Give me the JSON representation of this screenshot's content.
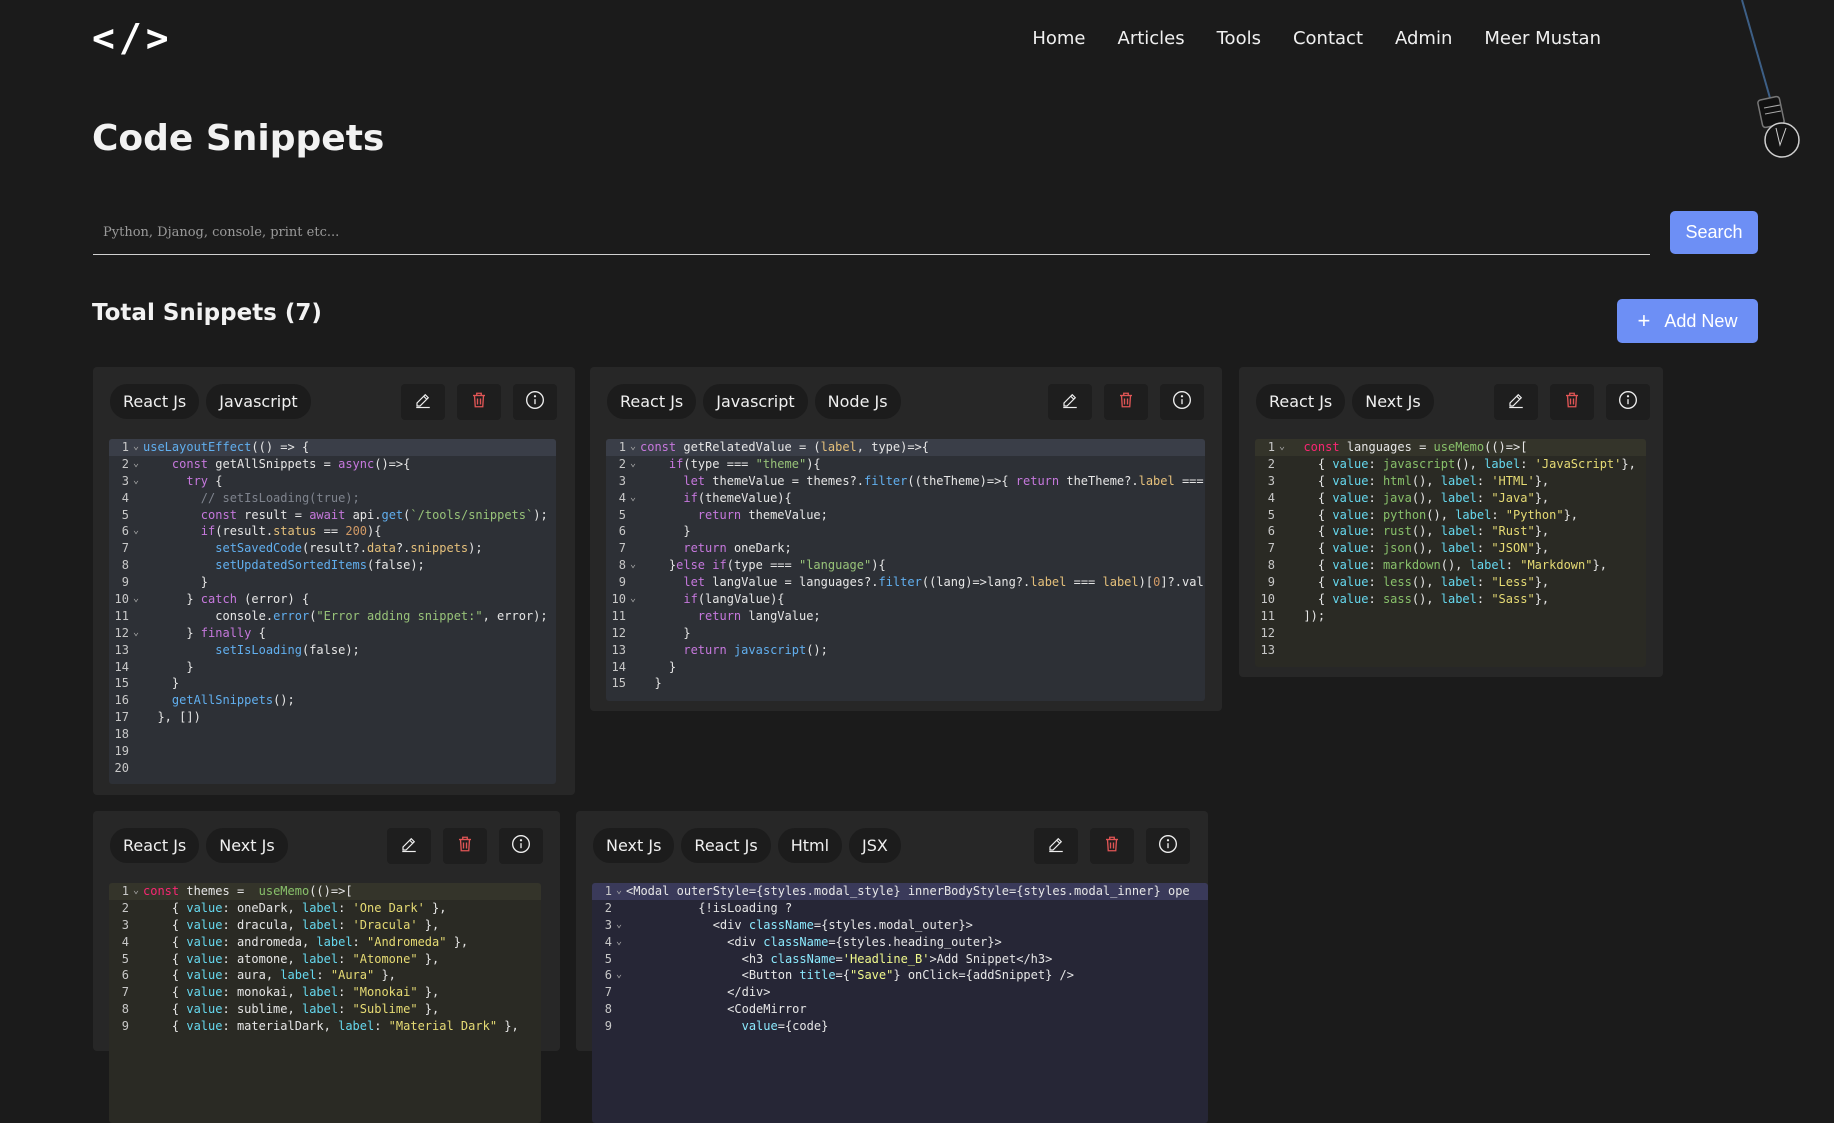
{
  "logo": "</>",
  "nav": [
    "Home",
    "Articles",
    "Tools",
    "Contact",
    "Admin",
    "Meer Mustan"
  ],
  "title": "Code Snippets",
  "search": {
    "placeholder": "Python, Djanog, console, print etc...",
    "button": "Search"
  },
  "total": "Total Snippets (7)",
  "add_button": "Add New",
  "colors": {
    "accent": "#6d8ff5",
    "background": "#1b1b1b",
    "card": "#272727",
    "delete": "#e05555"
  },
  "icons": {
    "edit": "pencil-icon",
    "delete": "trash-icon",
    "info": "info-icon",
    "add": "plus-icon"
  },
  "cards": [
    {
      "tags": [
        "React Js",
        "Javascript"
      ],
      "lines": [
        "useLayoutEffect(() => {",
        "    const getAllSnippets = async()=>{",
        "      try {",
        "        // setIsLoading(true);",
        "        const result = await api.get(`/tools/snippets`);",
        "        if(result.status == 200){",
        "          setSavedCode(result?.data?.snippets);",
        "          setUpdatedSortedItems(false);",
        "        }",
        "      } catch (error) {",
        "          console.error(\"Error adding snippet:\", error);",
        "      } finally {",
        "          setIsLoading(false);",
        "      }",
        "    }",
        "    getAllSnippets();",
        "  }, [])",
        "",
        "",
        ""
      ]
    },
    {
      "tags": [
        "React Js",
        "Javascript",
        "Node Js"
      ],
      "lines": [
        "const getRelatedValue = (label, type)=>{",
        "    if(type === \"theme\"){",
        "      let themeValue = themes?.filter((theTheme)=>{ return theTheme?.label === ",
        "      if(themeValue){",
        "        return themeValue;",
        "      }",
        "      return oneDark;",
        "    }else if(type === \"language\"){",
        "      let langValue = languages?.filter((lang)=>lang?.label === label)[0]?.val",
        "      if(langValue){",
        "        return langValue;",
        "      }",
        "      return javascript();",
        "    }",
        "  }"
      ]
    },
    {
      "tags": [
        "React Js",
        "Next Js"
      ],
      "lines": [
        "  const languages = useMemo(()=>[",
        "    { value: javascript(), label: 'JavaScript'},",
        "    { value: html(), label: 'HTML'},",
        "    { value: java(), label: \"Java\"},",
        "    { value: python(), label: \"Python\"},",
        "    { value: rust(), label: \"Rust\"},",
        "    { value: json(), label: \"JSON\"},",
        "    { value: markdown(), label: \"Markdown\"},",
        "    { value: less(), label: \"Less\"},",
        "    { value: sass(), label: \"Sass\"},",
        "  ]);",
        "",
        ""
      ]
    },
    {
      "tags": [
        "React Js",
        "Next Js"
      ],
      "lines": [
        "const themes =  useMemo(()=>[",
        "    { value: oneDark, label: 'One Dark' },",
        "    { value: dracula, label: 'Dracula' },",
        "    { value: andromeda, label: \"Andromeda\" },",
        "    { value: atomone, label: \"Atomone\" },",
        "    { value: aura, label: \"Aura\" },",
        "    { value: monokai, label: \"Monokai\" },",
        "    { value: sublime, label: \"Sublime\" },",
        "    { value: materialDark, label: \"Material Dark\" },"
      ]
    },
    {
      "tags": [
        "Next Js",
        "React Js",
        "Html",
        "JSX"
      ],
      "lines": [
        "<Modal outerStyle={styles.modal_style} innerBodyStyle={styles.modal_inner} ope",
        "          {!isLoading ?",
        "            <div className={styles.modal_outer}>",
        "              <div className={styles.heading_outer}>",
        "                <h3 className='Headline_B'>Add Snippet</h3>",
        "                <Button title={\"Save\"} onClick={addSnippet} />",
        "              </div>",
        "              <CodeMirror",
        "                value={code}"
      ]
    }
  ]
}
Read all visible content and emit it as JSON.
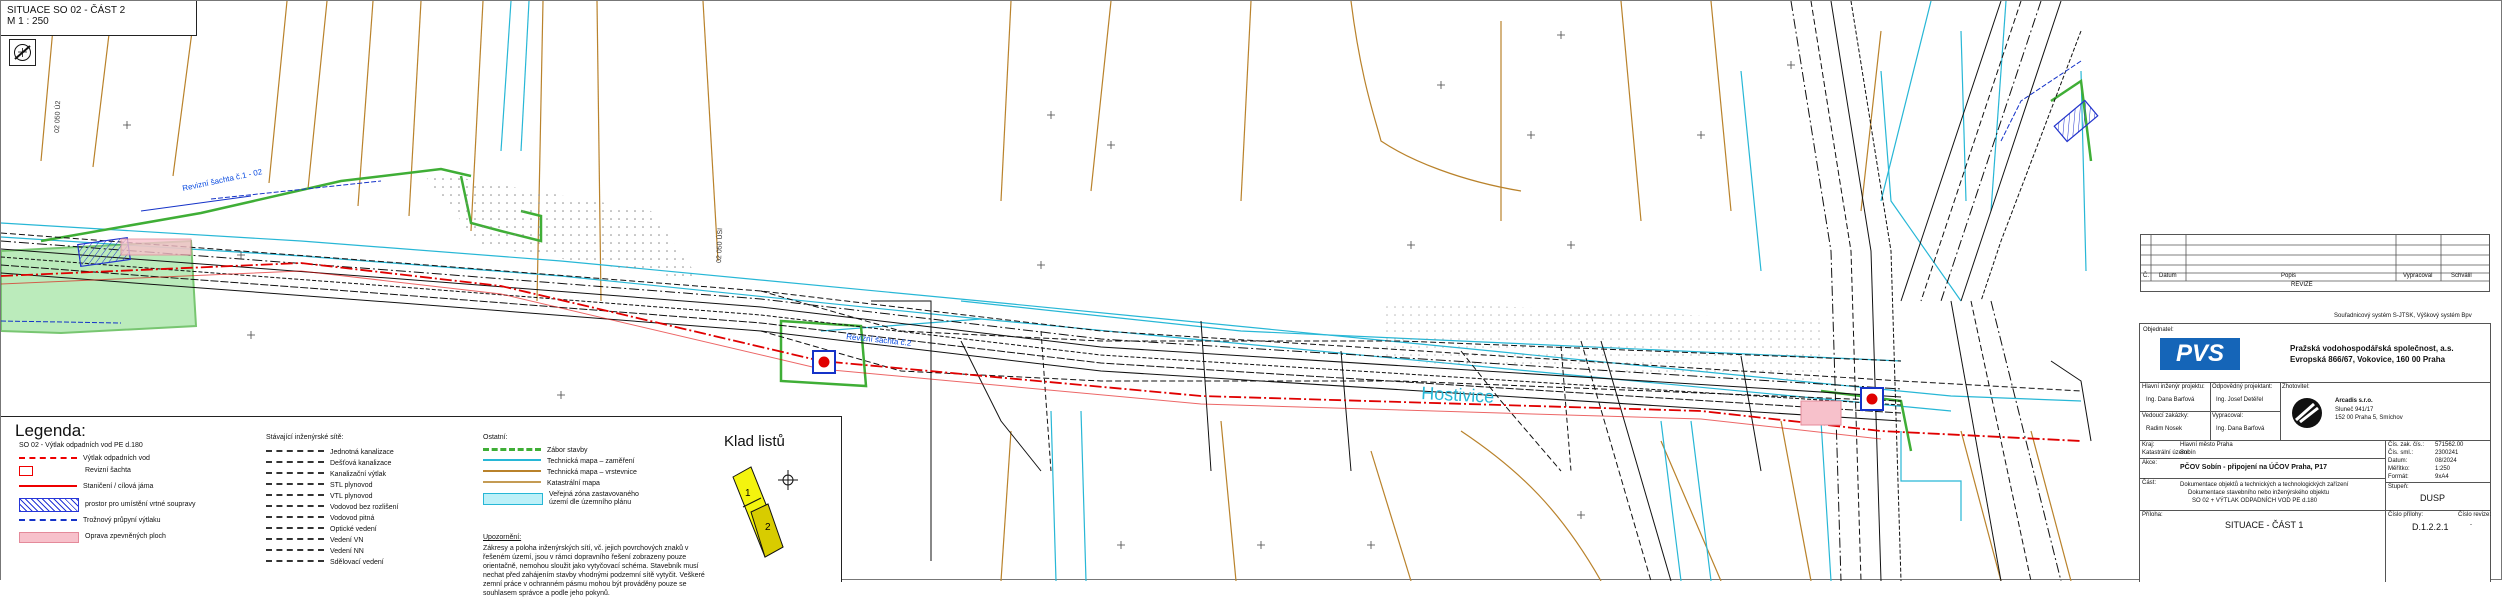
{
  "sheet": {
    "title": "SITUACE SO 02 - ČÁST 2",
    "scale": "M 1 : 250"
  },
  "legend": {
    "title": "Legenda:",
    "klad_title": "Klad listů",
    "group_left_heading": "SO 02 - Výtlak odpadních vod PE d.180",
    "items_left": [
      "Výtlak odpadních vod",
      "Revizní šachta",
      "Staničení / cílová jáma",
      "prostor pro umístění vrtné soupravy",
      "Trožnový průpyní výtlaku",
      "Oprava zpevněných ploch"
    ],
    "group_mid_heading": "Stávající inženýrské sítě:",
    "items_mid": [
      "Jednotná kanalizace",
      "Dešťová kanalizace",
      "Kanalizační výtlak",
      "STL plynovod",
      "VTL plynovod",
      "Vodovod bez rozlišení",
      "Vodovod pitná",
      "Optické vedení",
      "Vedení VN",
      "Vedení NN",
      "Sdělovací vedení"
    ],
    "group_right_heading": "Ostatní:",
    "items_right": [
      "Zábor stavby",
      "Technická mapa – zaměření",
      "Technická mapa – vrstevnice",
      "Katastrální mapa",
      "Veřejná zóna zastavovaného území dle územního plánu"
    ],
    "note_title": "Upozornění:",
    "note_text": "Zákresy a poloha inženýrských sítí, vč. jejich povrchových znaků v řešeném území, jsou v rámci dopravního řešení zobrazeny pouze orientačně, nemohou sloužit jako vytyčovací schéma. Stavebník musí nechat před zahájením stavby vhodnými podzemní sítě vytyčit. Veškeré zemní práce v ochranném pásmu mohou být prováděny pouze se souhlasem správce a podle jeho pokynů.",
    "klad_labels": [
      "1",
      "2"
    ]
  },
  "map_labels": {
    "street": "Hostivice",
    "cad1": "02 050 ÚSI",
    "cad2": "02 050 Ú2",
    "revision_label_1": "Revizní šachta č.1 - 02",
    "revision_label_2": "Revizní šachta č.2"
  },
  "revize": {
    "caption": "REVIZE",
    "columns": [
      "Č.",
      "Datum",
      "Popis",
      "Vypracoval",
      "Schválil"
    ]
  },
  "coordinate_system": "Souřadnicový systém S-JTSK, Výškový systém Bpv",
  "title_block": {
    "investor_label": "Objednatel:",
    "investor_name": "Pražská vodohospodářská společnost, a.s.",
    "investor_address": "Evropská 866/67, Vokovice, 160 00 Praha",
    "logo_text": "PVS",
    "roles": [
      {
        "label": "Hlavní inženýr projektu:",
        "value": "Ing. Dana Barfová"
      },
      {
        "label": "Odpovědný projektant:",
        "value": "Ing. Josef Detěřel"
      },
      {
        "label": "Vedoucí zakázky:",
        "value": "Radim Nosek"
      },
      {
        "label": "Vypracoval:",
        "value": "Ing. Dana Barfová"
      }
    ],
    "designer_label": "Zhotovitel:",
    "designer_name": "Arcadis s.r.o.",
    "designer_address_1": "Sluneč 941/17",
    "designer_address_2": "152 00 Praha 5, Smíchov",
    "place_label": "Kraj:",
    "place_value": "Hlavní město Praha",
    "city_label": "Katastrální území:",
    "city_value": "Sobín",
    "project_label": "Akce:",
    "project_name": "PČOV Sobín - připojení na ÚČOV Praha, P17",
    "part_label": "Část:",
    "part_lines": [
      "Dokumentace objektů a technických a technologických zařízení",
      "Dokumentace stavebního nebo inženýrského objektu",
      "SO 02 + VÝTLAK ODPADNÍCH VOD PE d.180"
    ],
    "drawing_label": "Příloha:",
    "drawing_name": "SITUACE - ČÁST 1",
    "meta": [
      {
        "label": "Čís. zak. čís.:",
        "value": "571562.00"
      },
      {
        "label": "Čís. sml.:",
        "value": "2300241"
      },
      {
        "label": "Datum:",
        "value": "08/2024"
      },
      {
        "label": "Měřítko:",
        "value": "1:250"
      },
      {
        "label": "Formát:",
        "value": "9xA4"
      }
    ],
    "stage_label": "Stupeň:",
    "stage_value": "DUSP",
    "number_label": "Číslo přílohy:",
    "number_value": "D.1.2.2.1",
    "revision_label": "Číslo revize:",
    "revision_value": "-"
  },
  "colors": {
    "red": "#e00000",
    "cyan": "#27b7d6",
    "brown": "#b9822b",
    "green": "#3fae36",
    "blue": "#1533c8",
    "pvs_blue": "#1565b8"
  }
}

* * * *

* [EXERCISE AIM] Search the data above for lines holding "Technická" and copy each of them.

* [FINISHED TASK]
      "Technická mapa – zaměření",
      "Technická mapa – vrstevnice",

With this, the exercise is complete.